The ultimate protection for cards is the magnetic case, which is a hard case that completely encapsulates your card. These are more expensive and are usually limited to autographed or otherwise rare cards, especially ones that you plan to have graded.
To check the current price and Availability of Ultra-Pro Top Loaders, click here to view them on Amazon.
Divide Cards in Boxes
The last thing to do before dealing with the card boxes is to use dividers within the boxes. Once again, this is something you’ll want to invest in for your collection because sets and teams will be even harder to keep track of as your collection grows.
Dividers can also be used to separate common cards from rares and, the best kind, chromatic cards. While you may be able to keep track of which box a card is in, most card boxes can hold hundreds or thousands of cards so dividers are necessary to save time.
Binders are another useful and cheap option to store your collection with a few differences. Most of the time, binders allow you to see cards in pages without having to pull any out and have sleeves to put the cards in.
It’s still a good idea to put a “penny sleeve” on your cards before sliding them in place, but binders are also very limited. Card boxes come in all kinds of shapes and sizes to hold multiple types of cards and protective covers.

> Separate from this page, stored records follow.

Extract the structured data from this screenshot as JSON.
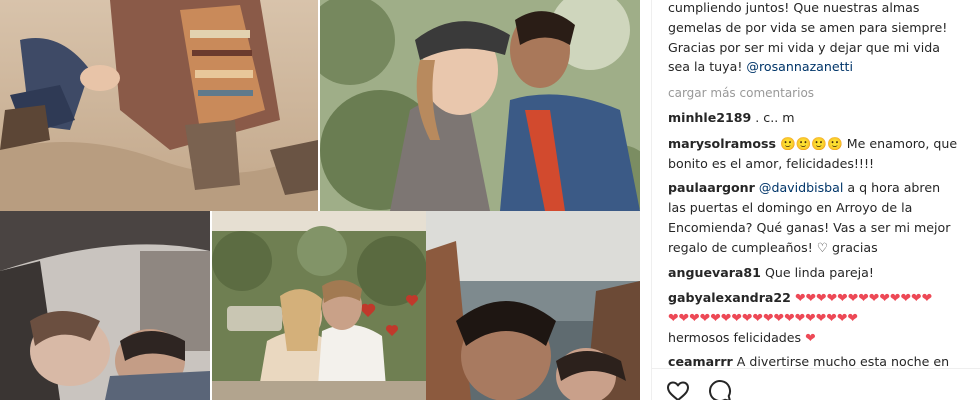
{
  "caption": {
    "line1": "cumpliendo juntos! Que nuestras almas",
    "line2": "gemelas de por vida se amen para siempre!",
    "line3": "Gracias por ser mi vida y dejar que mi vida",
    "line4_text": "sea la tuya! ",
    "mention": "@rosannazanetti"
  },
  "load_more": "cargar más comentarios",
  "comments": [
    {
      "user": "minhle2189",
      "text": " . c.. m"
    },
    {
      "user": "marysolramoss",
      "emojis": "🙂🙂🙂🙂",
      "text_line1": " Me enamoro, que",
      "text_line2": "bonito es el amor, felicidades!!!!"
    },
    {
      "user": "paulaargonr",
      "mention": "@davidbisbal",
      "text_line1": " a q hora abren",
      "text_line2": "las puertas el domingo en Arroyo de la",
      "text_line3": "Encomienda? Qué ganas! Vas a ser mi mejor",
      "text_line4": "regalo de cumpleaños! ♡ gracias"
    },
    {
      "user": "anguevara81",
      "text": " Que linda pareja!"
    },
    {
      "user": "gabyalexandra22",
      "hearts_line1": " ❤❤❤❤❤❤❤❤❤❤❤❤❤",
      "hearts_line2": "❤❤❤❤❤❤❤❤❤❤❤❤❤❤❤❤❤❤",
      "text_line3": "hermosos felicidades ",
      "heart_end": "❤"
    },
    {
      "user": "ceamarrr",
      "text": " A divertirse mucho esta noche en"
    }
  ],
  "colors": {
    "text": "#262626",
    "mention": "#003569",
    "muted": "#999999",
    "heart": "#ed4956"
  },
  "icons": [
    "heart-outline-icon",
    "speech-bubble-icon"
  ]
}
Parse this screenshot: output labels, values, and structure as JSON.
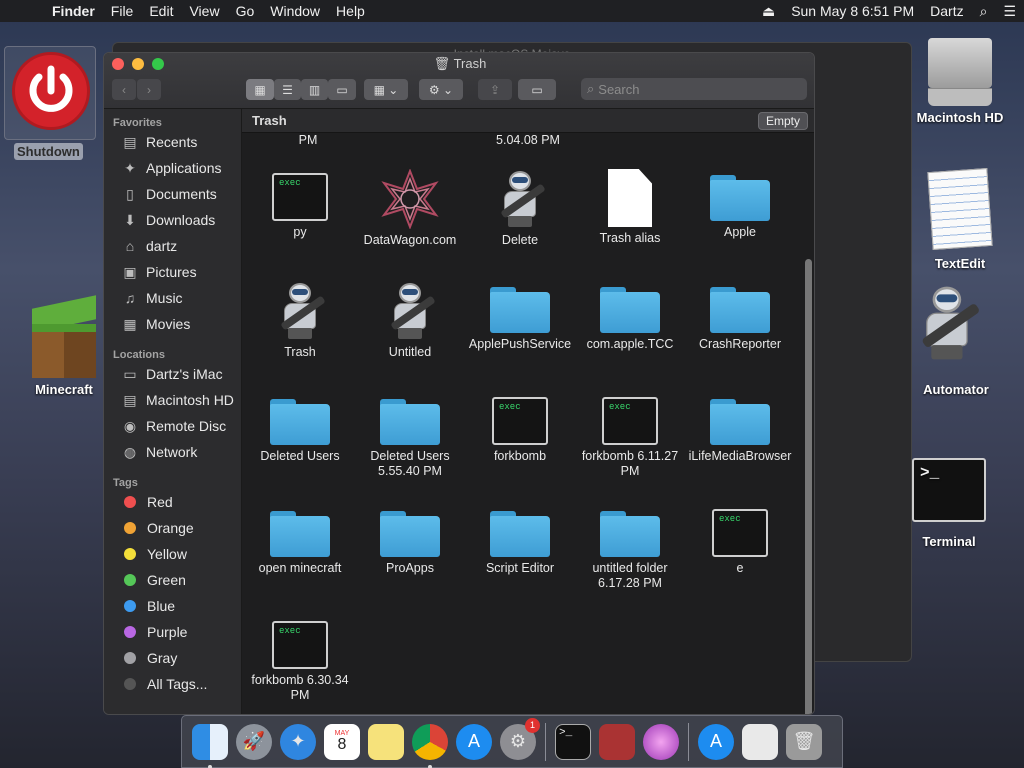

Binders are a one-size-fits-all storage, which means magnetic cases and sometimes toploaders won’t fit. On top of that, binders usually hold significantly less cards which means you’ll probably have more binders that take up more space in the long run.
Still, they’re a good option for anyone that’s just starting their collection or if you want to store a specific set separately from the cards in a box.
Organize and Store the Card Boxes
While not nearly as complex as organizing the collection itself, it’s still important to decide how you plan to organize your boxes. Like the dividers, you might want to have one box dedicated solely to rares, chromes, or autographs while the commons are all to themselves.
Keep in mind that baseball cards are just a thicker paper at the end of the day, which means they’re susceptible to aging and moisture. If you truly plan to protect your collection, it’s a good idea to have climate-controlled storage to avoid humidity-related damages.
Magnetic cases are a lot better about keeping cards safe, which is why they’re so useful for special cards, but the other sleeves don’t do much to stop temperature or natural age. Air control is pretty much your best friend to keep a collection safe.
To check the current price and availability of Ultra-Pro Magnetic Card Holders, click here to view it on Amazon.
Label Your Boxes
The last step that might not seem useful to some is to label your boxes. If you’ve only got enough cards in your collection for a couple boxes, labels may not seem necessary but what about when your collection grows?
Once you’ve gathered cards for a few years or even decades, you’ll have an expansive assortment of boxes and cases. It’s easy to keep track of 2 boxes, but what about 10? Instead of having to open each one, labels save time.
You can either purchase adhesive labels and fill them in or write a label with a marker. Either way, putting a lasting label on each box can help. If the box is full of commons you might just write “commons,” or if it’s all cards of one team you could label it with that team name.
You’ve probably spent years amassing a baseball collection worthy of flaunting, so why wouldn’t you want to make sure that your cards are protected and organized properly? Hopefully by this point you have a better understanding of how to go about that.
To recap, you should start by deciding on an order that makes sense to you. The personal factor is important, because everyone organizes things differently based on how they think. Once you’ve got your order, it will help you create or join a database for your cards.
The last step is to simply protect and store your cards, which can be done with a sleeve, toploader, or magnetic cases for the rarest of your collection. At the end of the day, you should be able to preserve your newly organized baseball card collection!